Re: [PATCH] kernel/hung_task.c: export sysctl_hung_task_timeout_secs

From: Kent Overstreet
Date: Fri Feb 09 2024 - 17:23:45 EST

On Fri, Feb 09, 2024 at 02:13:24PM -0800, Andrew Morton wrote:
> On Fri, 9 Feb 2024 02:09:35 -0500 Kent Overstreet <kent.overstreet@xxxxxxxxx> wrote:
> > needed for thread_with_file; also rare but not unheard of to need this
> > in module code, when blocking on user input.
> I see no bcachefs code in linux-next which uses this. All I have to go
> with is the above explanation-free assertion. IOW this patch is
> unreviewable.
> > one workaround used by some code is wait_event_interruptible()
> examples?

fs/bcachefs/util.h kthread_wait_event(); we use that - among other
things - when the kthread is parked waiting for userspace to flip it on.

TASK_INTERRUPTIBLE was the suggestion I got years ago, but I want to get
away from it because -

> > - but that can be buggy if the outer context isn't expecting unwinding.
> More explanation of this?

We're starting to think about this a bit more because of David Howell's
proposal; the idea is that perhaps TASK_UNINTERRUPTIBLE vs.
TASK_INTERURPTIBLE vs. TASK_KILLABLE should probably not be set at the
waiting context, it should be set at the outer context where we would
handle (or not handle) -ERESTARTSYS.

think mutex_lock() vs. mutex_lock_killable(); that is bubbling up the
context specification in an ad hoc way. This would regularize that.

I've also seen bugs where code was doing a fixed TASK_INTERRUPTIBLE and
the outer context wasn't expecting that - kthread creation does this.

> > --- a/kernel/hung_task.c
> > +++ b/kernel/hung_task.c
> > @@ -43,6 +43,7 @@ static int __read_mostly sysctl_hung_task_check_count = PID_MAX_LIMIT;
> > * Zero means infinite timeout - no checking done:
> > */
> > unsigned long __read_mostly sysctl_hung_task_timeout_secs = CONFIG_DEFAULT_HUNG_TASK_TIMEOUT;
> > +EXPORT_SYMBOL_GPL(sysctl_hung_task_timeout_secs);
> It seems strange that a module wouild want this. Makes one wonder what
> the heck is going on in there.

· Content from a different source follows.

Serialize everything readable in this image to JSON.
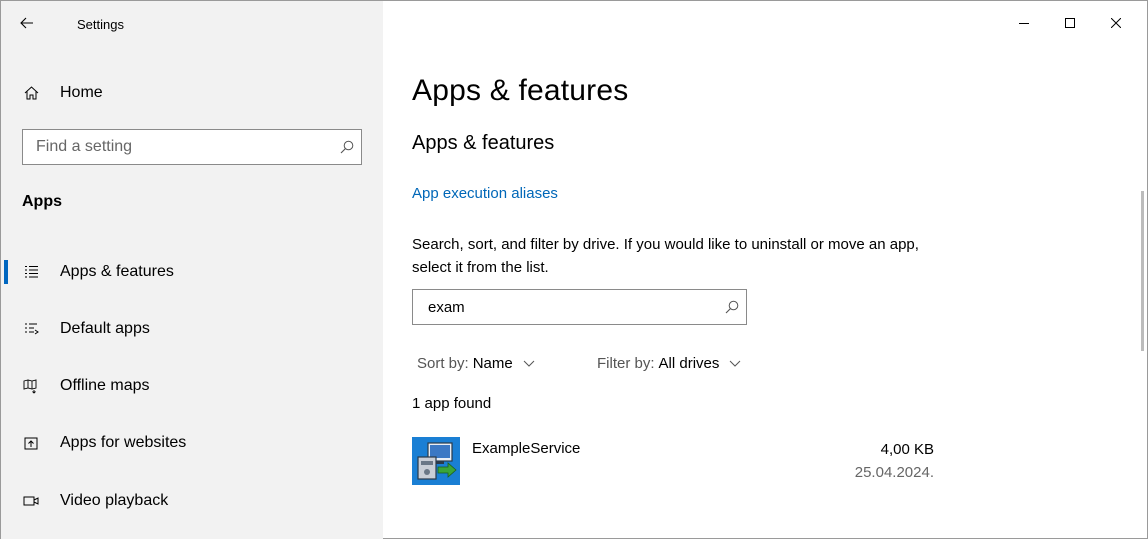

specifically, this is for thread_with_file, where we've got a kthread
hooked up to a file descriptor, effectively using it as both stdin and

When the kthread reads from the fd, that can block for an unbounded
amount of time - we're waiting on userspace input and it's totally fine.